BY STEPHEN H. COWLES/
WINDSOR—Along Route 258 from Windsor to the North Carolina border, the highway is dotted with signs supporting one candidate or another. In some places, clusters urge passersby to vote for Mitt Romney, the Republican nominee for president. In others, there’s no lack of signage for President Barack Obama, the Democratic nominee.
In front of her home in Windsor, Vernell Carr has been showing her support for Obama.
“I’ve always been a Democrat,” she said. “I voted for Obama in 2008 as well.”
As she sees it, the incumbent president’s health care plan — popularly known as Obamacare — is a good one.
“He’s helped people with Medicaid — I know a lot of people on Medicaid,” Carr said.
In stark contrast, Wendy and Pete Twisdale in Carrsville are backing Romney and his running mate, Paul Ryan.
Wendy, who said she identifies as a conservative, believes that Romney can deliver what she called “open change.”
“We’ll get real answers,” said Wendy.
“We need somebody honest. With Obama it’ll be more of the same. I’m tired of cool.”
Further, “Romney best represents the middle, a balanced viewpoint,” she said.
Pete added, “I’m certainly not a democrat.”
Neighbors they know also post their support for the Republican. But Wendy did say she’s experienced how polarizing the election has become.
“It’s caused tension. It’s caused division,” she added.
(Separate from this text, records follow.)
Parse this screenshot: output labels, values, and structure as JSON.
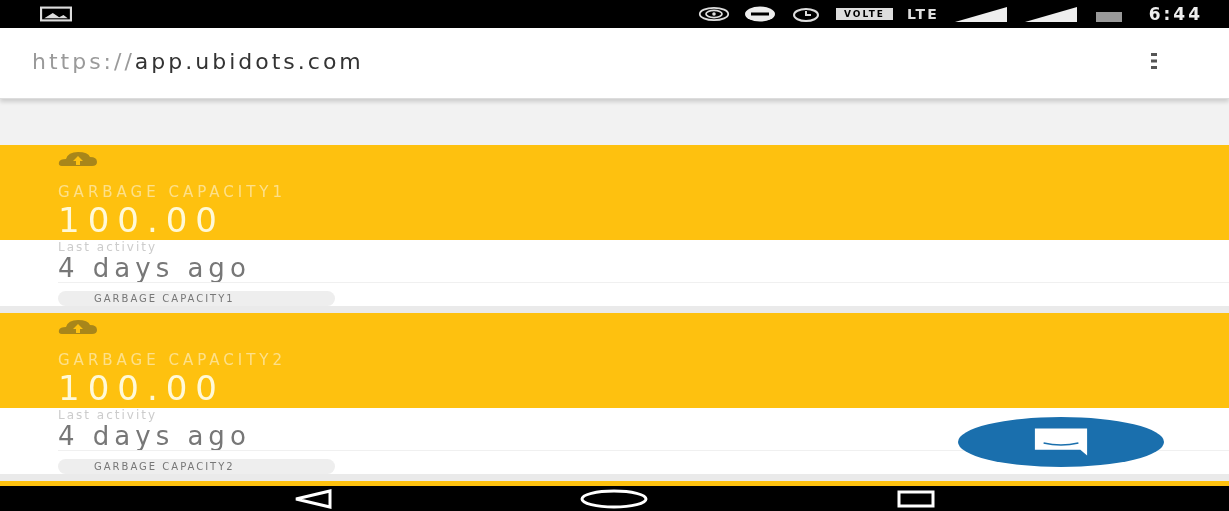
{
  "status_bar": {
    "volte": "VOLTE",
    "network": "LTE",
    "time": "6:44"
  },
  "address_bar": {
    "scheme": "https://",
    "host": "app.ubidots.com"
  },
  "cards": [
    {
      "name": "GARBAGE CAPACITY1",
      "value": "100.00",
      "activity_label": "Last activity",
      "activity": "4 days ago",
      "tag": "GARBAGE CAPACITY1"
    },
    {
      "name": "GARBAGE CAPACITY2",
      "value": "100.00",
      "activity_label": "Last activity",
      "activity": "4 days ago",
      "tag": "GARBAGE CAPACITY2"
    }
  ]
}
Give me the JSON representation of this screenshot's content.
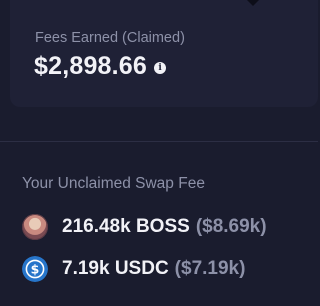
{
  "fees": {
    "label": "Fees Earned (Claimed)",
    "value": "$2,898.66",
    "info_glyph": "i"
  },
  "unclaimed": {
    "title": "Your Unclaimed Swap Fee",
    "tokens": [
      {
        "amount": "216.48k BOSS",
        "usd": "($8.69k)",
        "icon": "boss-token-icon"
      },
      {
        "amount": "7.19k USDC",
        "usd": "($7.19k)",
        "icon": "usdc-token-icon"
      }
    ]
  },
  "colors": {
    "background": "#1a1c2e",
    "card": "#1f2136",
    "primary_text": "#f2f2f7",
    "muted_text": "#8d91a8",
    "usdc_blue": "#2775ca"
  }
}
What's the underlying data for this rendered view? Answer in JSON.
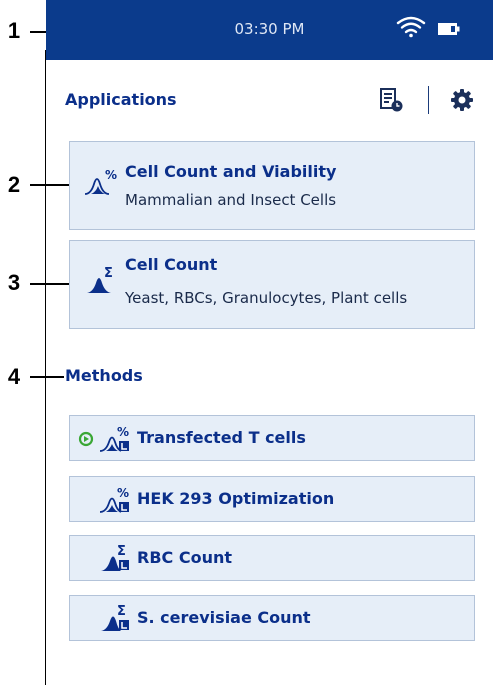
{
  "callouts": [
    "1",
    "2",
    "3",
    "4"
  ],
  "status": {
    "time": "03:30 PM"
  },
  "applications": {
    "heading": "Applications",
    "items": [
      {
        "title": "Cell Count and Viability",
        "subtitle": "Mammalian and Insect Cells",
        "icon": "viability-percent-icon"
      },
      {
        "title": "Cell Count",
        "subtitle": "Yeast, RBCs, Granulocytes, Plant cells",
        "icon": "cell-count-sigma-icon"
      }
    ]
  },
  "methods": {
    "heading": "Methods",
    "items": [
      {
        "label": "Transfected T cells",
        "icon": "viability-method-icon",
        "active": true
      },
      {
        "label": "HEK 293 Optimization",
        "icon": "viability-method-icon"
      },
      {
        "label": "RBC Count",
        "icon": "count-method-icon"
      },
      {
        "label": "S. cerevisiae Count",
        "icon": "count-method-icon"
      }
    ]
  },
  "colors": {
    "header": "#0b3b8c",
    "accent": "#0b2f8a",
    "card": "#e6eef8",
    "active": "#3aa735"
  }
}
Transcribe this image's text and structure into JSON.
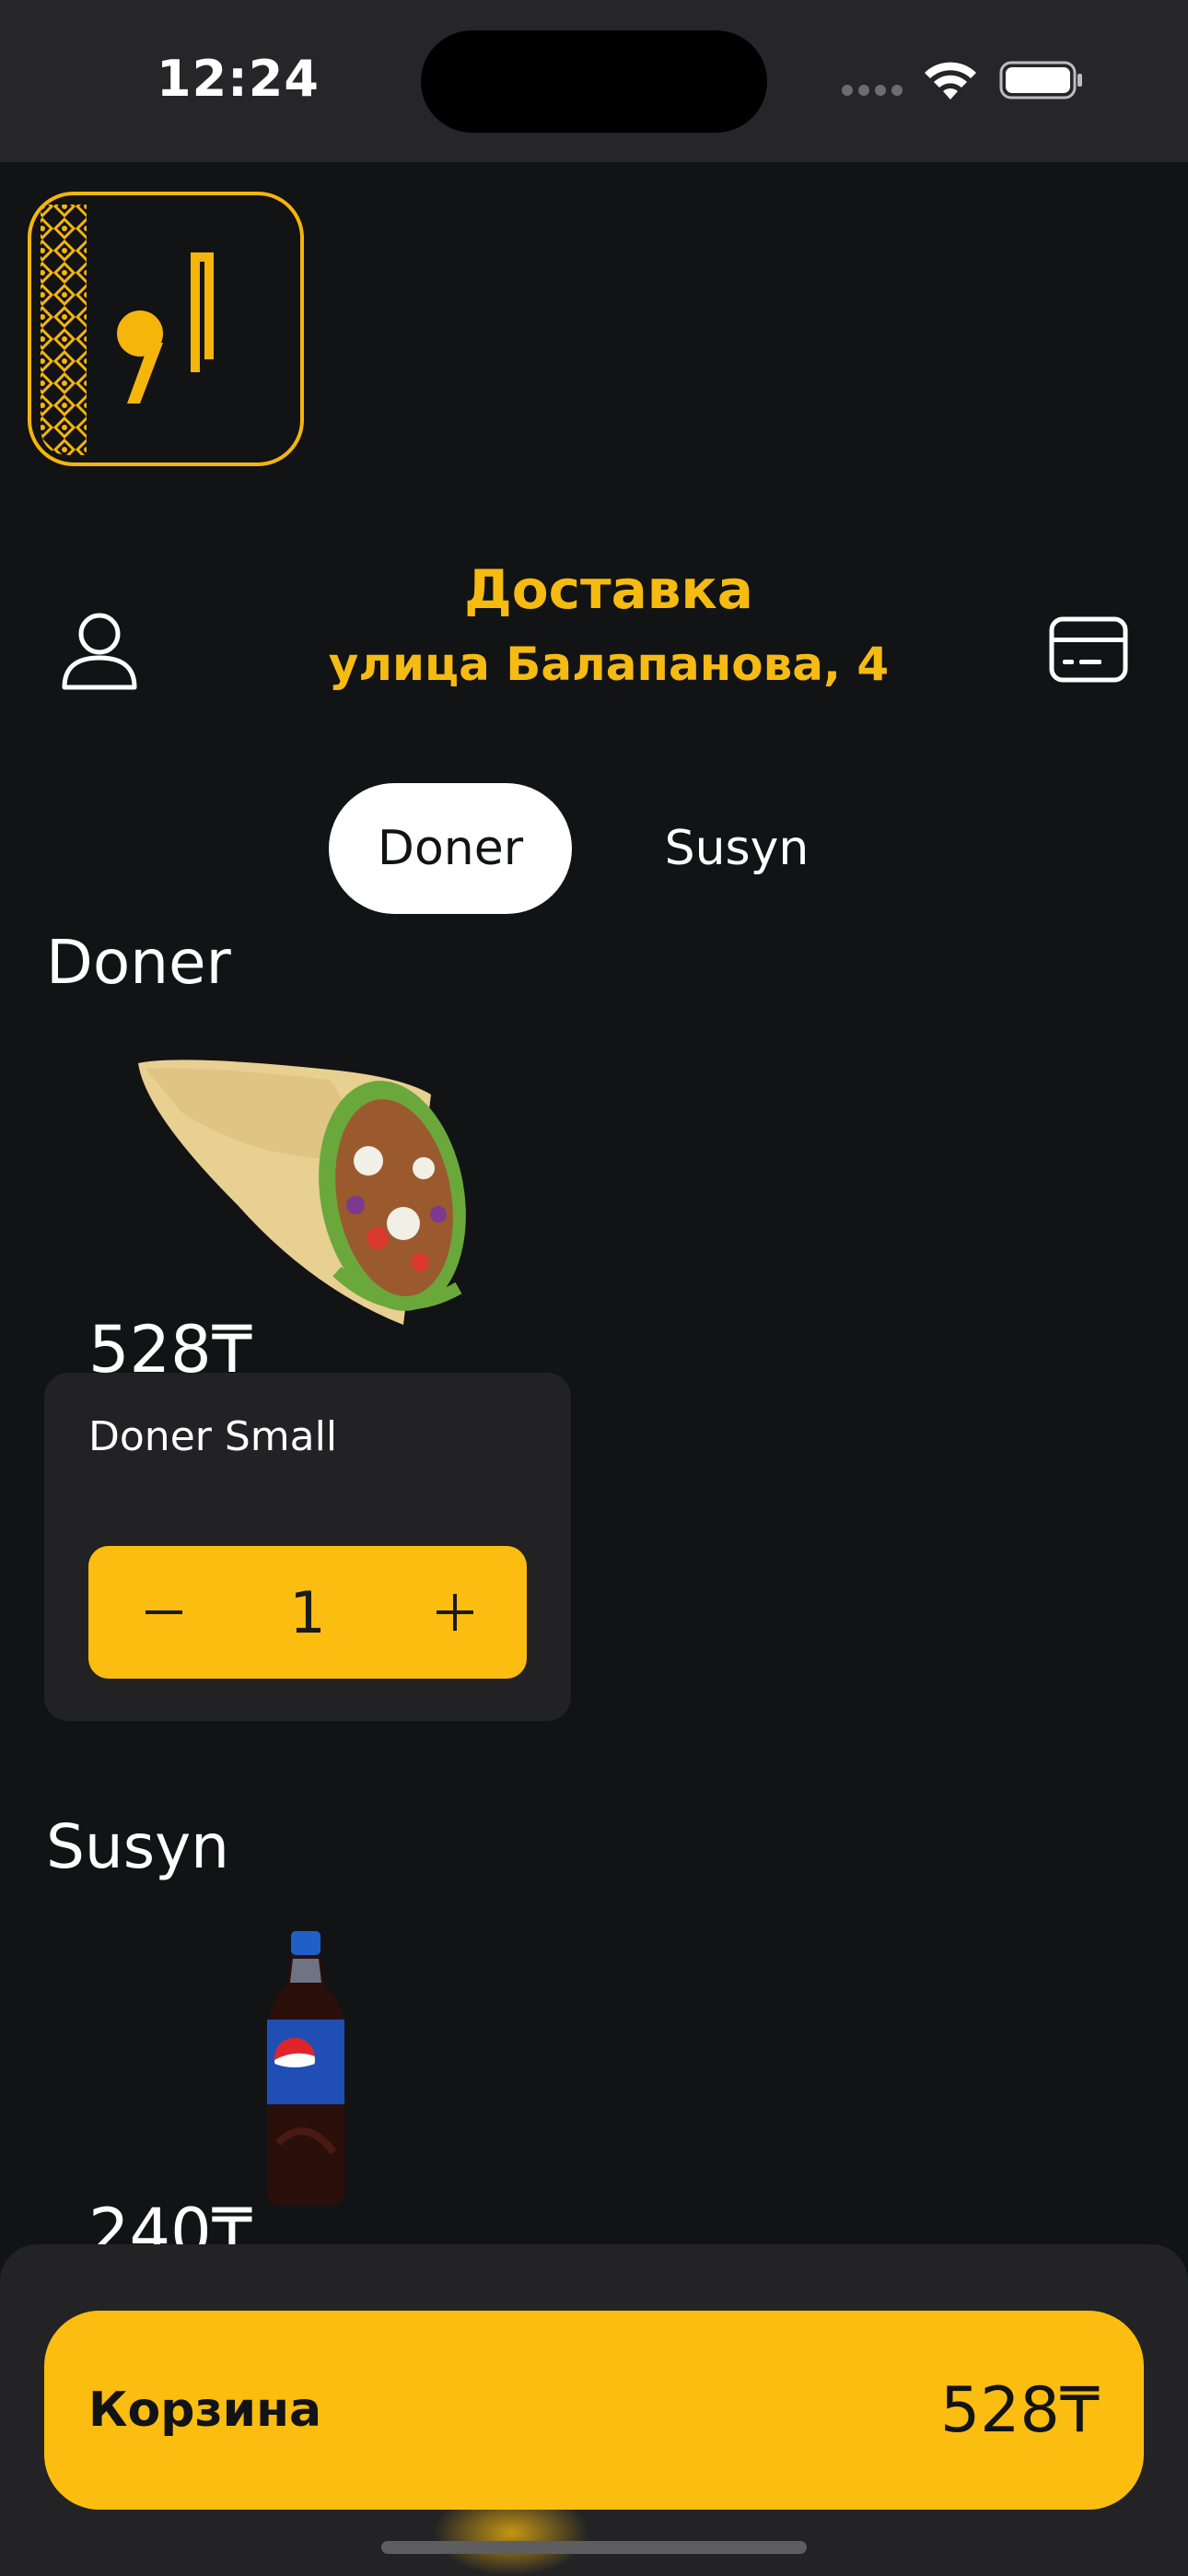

Alonzo Jordan of Franklin, visiting people in Southampton County, said he voted for Obama four years ago, and will support him again. Those friends and their neighbors also had signs in their yards for the president and his running mate, Joe Biden.
“We’re better off staying with him,” said Jordan. “Romney’s got some good points, but I’m just not familiar with him. I’d rather stay with a sure thing.”
He feels life for him is “pretty much the same” as it was four years ago.
“It’s improved a little bit,” Jordan said, adding that his salary went up a couple of years ago when he took on additional work as a certified nurse’s aide at Courtland Health and Rehabilitation Center.
Asked whether he thinks he’s living the American dream, Jordan said, “Pretty much so.”
Linda Mitchell, who identifies herself as a “lifelong Republican,” is most concerned about the economy, jobs and “getting people off welfare. Also, we’ve got to take care of our troops,” said Mitchell, who works as a custodian for the county.
“I’m glad I have what I have. It’s not easy, but…,” she said.